The best thing I’ve read on Syria in a long while is this New York Times opinion piece, written by Alia Malek. It provides an excellent survey of the lead-up to the current revolt and poignant anecdotes revealing how can everyday life differ from what one reads in the headlines. There is also an amusing discussion about varieties of beards (Hezbollah, Salafi, cosmetic, or now loyalist), amusing in part based on how important the beard identification can be.
More importantly, Malek makes a crucial distinction between what started the Syrian Civil War and what sustains it. To paraphrase her piece, what started the peaceful demonstrations was complaints about financial corruption ruining the economy and impoverishing the vast majority of Syrians. She makes that point that most beneficiaries of the corruption were urban Sunnis, while most ‘Alawis (the sect to which Bashar al-Assad himself belongs) were also impoverished, unless they were close to the President himself. What sustains the revolt now is sectarianism, which has been used both by those who would lead the rebels and by the government to claim legitimacy. Although Malek does not bluntly spell out the import of the distinction she draws, it holds out the hope that non-sectarian help (help provided across sectarian lines and contingent upon eschewing sectarian rhetoric) could de-sectarianize the movement.
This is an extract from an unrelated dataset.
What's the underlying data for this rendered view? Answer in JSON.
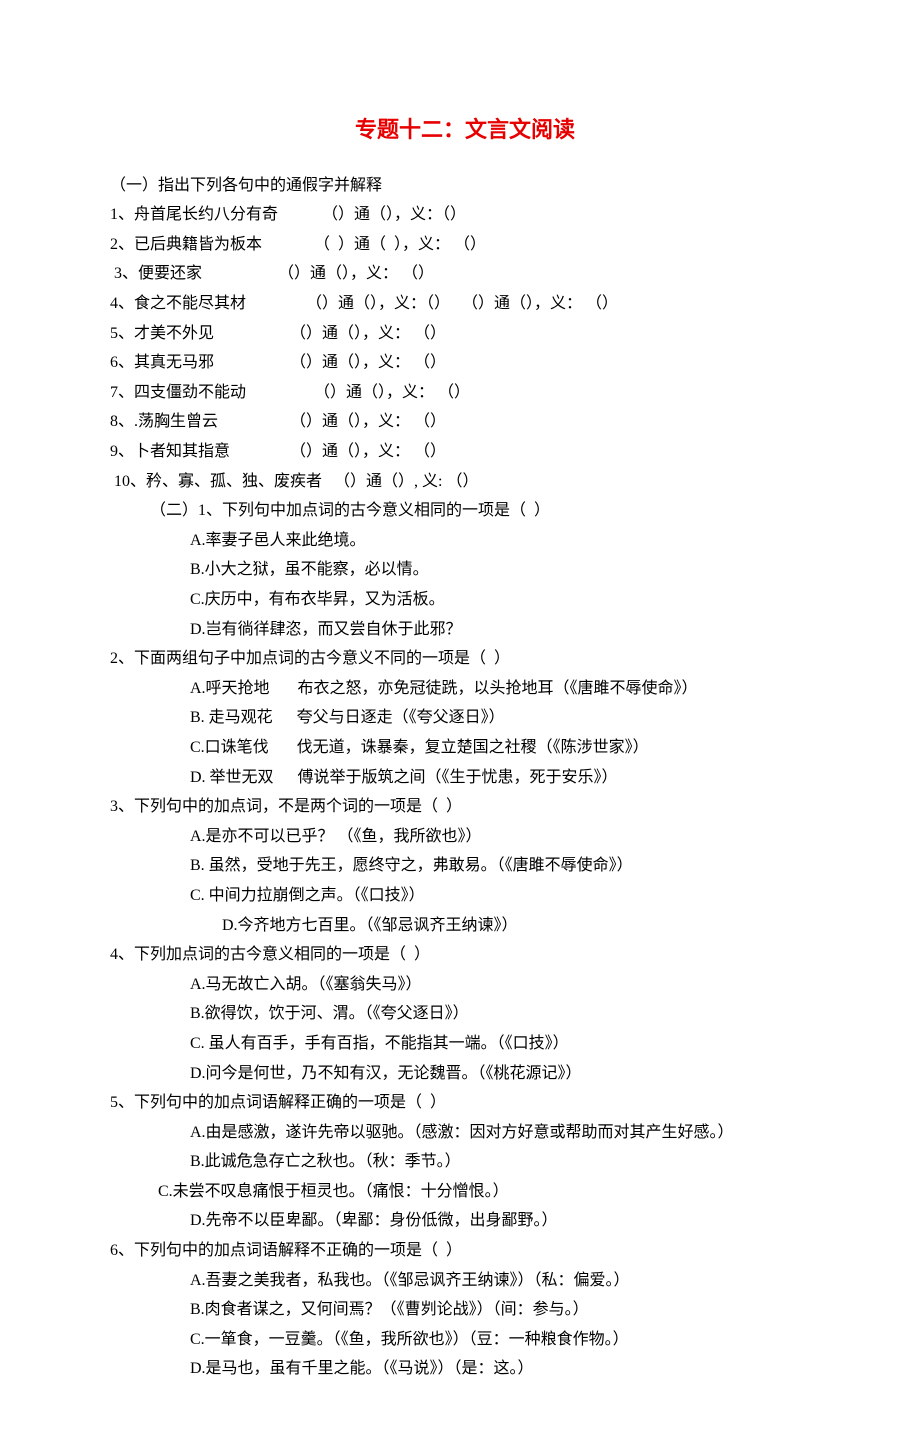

The success of such interventions, of course, would depend heavily on who was receiving the aid, and who else they hoped to receive aid from.
There is nothing I could say to improve this thought-provoking and excellently written piece, so I will just refer you to her words.